American Redstart

Canada Warbler

 Blackburnian Warbler

Also I saw my first Black-and-white Warbler but I did not get a picture because my brain had trouble believing my eyes:  I saw a bird that acted like a piculet, working the twigs upside down, but looked like a warbler.  By the time I sorted out the confusion the warbler was gone.

Will you be visiting our hospitable country any time soon?

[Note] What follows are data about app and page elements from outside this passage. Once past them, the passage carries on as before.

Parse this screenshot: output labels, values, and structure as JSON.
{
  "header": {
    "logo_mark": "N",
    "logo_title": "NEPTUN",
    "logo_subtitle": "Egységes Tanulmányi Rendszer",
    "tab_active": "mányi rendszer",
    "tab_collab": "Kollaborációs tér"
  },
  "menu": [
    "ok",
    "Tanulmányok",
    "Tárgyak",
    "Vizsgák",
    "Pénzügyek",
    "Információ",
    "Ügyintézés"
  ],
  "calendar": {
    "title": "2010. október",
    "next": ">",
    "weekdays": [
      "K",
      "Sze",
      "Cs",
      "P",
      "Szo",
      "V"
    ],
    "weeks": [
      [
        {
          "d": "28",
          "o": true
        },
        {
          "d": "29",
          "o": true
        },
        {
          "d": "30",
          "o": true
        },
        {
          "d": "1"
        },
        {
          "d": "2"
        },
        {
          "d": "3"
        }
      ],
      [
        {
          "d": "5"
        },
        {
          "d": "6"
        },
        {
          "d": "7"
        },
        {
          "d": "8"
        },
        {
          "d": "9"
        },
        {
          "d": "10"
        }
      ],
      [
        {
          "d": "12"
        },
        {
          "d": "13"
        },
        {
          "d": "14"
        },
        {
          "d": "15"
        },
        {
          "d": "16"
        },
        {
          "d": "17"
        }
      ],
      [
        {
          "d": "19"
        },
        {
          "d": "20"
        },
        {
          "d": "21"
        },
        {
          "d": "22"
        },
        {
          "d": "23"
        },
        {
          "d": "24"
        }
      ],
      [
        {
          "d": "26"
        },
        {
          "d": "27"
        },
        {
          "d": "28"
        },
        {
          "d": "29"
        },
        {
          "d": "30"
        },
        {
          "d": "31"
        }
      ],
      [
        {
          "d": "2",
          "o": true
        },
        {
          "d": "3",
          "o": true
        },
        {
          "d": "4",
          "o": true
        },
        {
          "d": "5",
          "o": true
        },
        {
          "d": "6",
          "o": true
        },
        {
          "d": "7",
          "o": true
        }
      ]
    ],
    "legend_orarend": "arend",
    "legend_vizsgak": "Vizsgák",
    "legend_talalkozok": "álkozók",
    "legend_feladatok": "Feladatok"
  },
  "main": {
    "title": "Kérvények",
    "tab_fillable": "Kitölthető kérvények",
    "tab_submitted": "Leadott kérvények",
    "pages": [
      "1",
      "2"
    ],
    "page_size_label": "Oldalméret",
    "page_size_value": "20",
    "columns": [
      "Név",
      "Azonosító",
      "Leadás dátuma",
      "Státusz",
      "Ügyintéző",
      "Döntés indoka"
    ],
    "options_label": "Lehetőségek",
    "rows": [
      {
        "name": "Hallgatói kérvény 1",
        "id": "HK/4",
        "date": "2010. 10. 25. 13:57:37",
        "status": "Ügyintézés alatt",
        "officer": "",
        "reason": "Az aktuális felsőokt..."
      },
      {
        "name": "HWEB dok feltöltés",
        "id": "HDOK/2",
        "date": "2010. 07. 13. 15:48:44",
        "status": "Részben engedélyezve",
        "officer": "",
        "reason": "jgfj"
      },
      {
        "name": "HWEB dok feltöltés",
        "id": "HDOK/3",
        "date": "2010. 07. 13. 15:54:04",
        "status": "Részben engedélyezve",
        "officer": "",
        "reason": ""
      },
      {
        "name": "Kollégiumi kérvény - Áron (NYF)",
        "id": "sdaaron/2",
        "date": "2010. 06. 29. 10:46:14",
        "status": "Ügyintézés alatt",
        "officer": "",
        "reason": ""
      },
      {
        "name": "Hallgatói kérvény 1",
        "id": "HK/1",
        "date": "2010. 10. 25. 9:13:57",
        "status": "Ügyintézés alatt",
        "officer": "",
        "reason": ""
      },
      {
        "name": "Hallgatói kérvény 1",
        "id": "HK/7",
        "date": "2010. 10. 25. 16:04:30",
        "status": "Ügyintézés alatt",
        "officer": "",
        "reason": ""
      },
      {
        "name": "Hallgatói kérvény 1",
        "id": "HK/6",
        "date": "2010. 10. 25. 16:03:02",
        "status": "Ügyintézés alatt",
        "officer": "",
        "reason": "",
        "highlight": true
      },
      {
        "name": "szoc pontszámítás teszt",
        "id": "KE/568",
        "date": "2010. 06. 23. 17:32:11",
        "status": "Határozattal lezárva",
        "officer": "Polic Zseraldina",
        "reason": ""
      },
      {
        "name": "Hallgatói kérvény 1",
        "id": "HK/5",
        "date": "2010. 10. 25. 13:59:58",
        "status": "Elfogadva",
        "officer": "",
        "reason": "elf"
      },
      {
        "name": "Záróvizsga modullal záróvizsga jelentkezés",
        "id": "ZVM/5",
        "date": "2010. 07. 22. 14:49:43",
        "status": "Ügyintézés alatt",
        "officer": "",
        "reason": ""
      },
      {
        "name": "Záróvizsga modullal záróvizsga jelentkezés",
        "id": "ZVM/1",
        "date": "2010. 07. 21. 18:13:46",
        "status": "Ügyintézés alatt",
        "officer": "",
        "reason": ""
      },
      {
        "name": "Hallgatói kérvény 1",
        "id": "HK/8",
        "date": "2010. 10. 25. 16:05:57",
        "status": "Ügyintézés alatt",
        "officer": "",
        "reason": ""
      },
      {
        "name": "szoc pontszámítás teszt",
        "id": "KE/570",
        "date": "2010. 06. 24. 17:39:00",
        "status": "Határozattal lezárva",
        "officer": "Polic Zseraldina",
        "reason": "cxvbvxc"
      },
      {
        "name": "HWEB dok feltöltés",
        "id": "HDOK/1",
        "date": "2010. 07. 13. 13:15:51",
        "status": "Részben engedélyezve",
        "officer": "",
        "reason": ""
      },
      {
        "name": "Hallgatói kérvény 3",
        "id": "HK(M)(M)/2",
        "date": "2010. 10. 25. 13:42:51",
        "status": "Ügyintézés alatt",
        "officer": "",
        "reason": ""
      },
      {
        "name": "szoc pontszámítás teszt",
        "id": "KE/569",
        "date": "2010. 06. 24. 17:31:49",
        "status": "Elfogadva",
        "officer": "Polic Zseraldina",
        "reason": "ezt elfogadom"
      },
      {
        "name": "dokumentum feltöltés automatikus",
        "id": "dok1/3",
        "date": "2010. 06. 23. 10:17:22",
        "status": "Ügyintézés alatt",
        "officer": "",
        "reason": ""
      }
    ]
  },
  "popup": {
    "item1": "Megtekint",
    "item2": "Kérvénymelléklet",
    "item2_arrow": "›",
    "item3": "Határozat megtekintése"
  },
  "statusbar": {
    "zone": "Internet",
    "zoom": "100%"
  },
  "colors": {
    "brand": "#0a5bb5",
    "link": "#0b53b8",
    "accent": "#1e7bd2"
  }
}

Written by Renato
Renato was born in Quito, Ecuador and quickly flew to the USA to learn all about engineering and climbing company ladders. After getting his engineering degree from the University of Minnesota he worked in the Standard-American-Rat-Race-Company for fifteen years. After climbing the ladder to where he could no longer see the ground, he decided to jump off the ladder and migrate south like all normal birds do. To his surprise home did not look like it did when he left as a young fledgling; the towns were bigger, most of his friends had nests of their own, and the countryside was changed. Shocked by all the change he searched for a new life and a new wife. He stumbled across a vivacious young chick who would accompany him inside a volcanic crater to set up a love nest. So, after eight years of nesting inside the crater a new love for nature and birds has sprung a career in environmental conservation and birding tours. Finally this bird has come home to roost!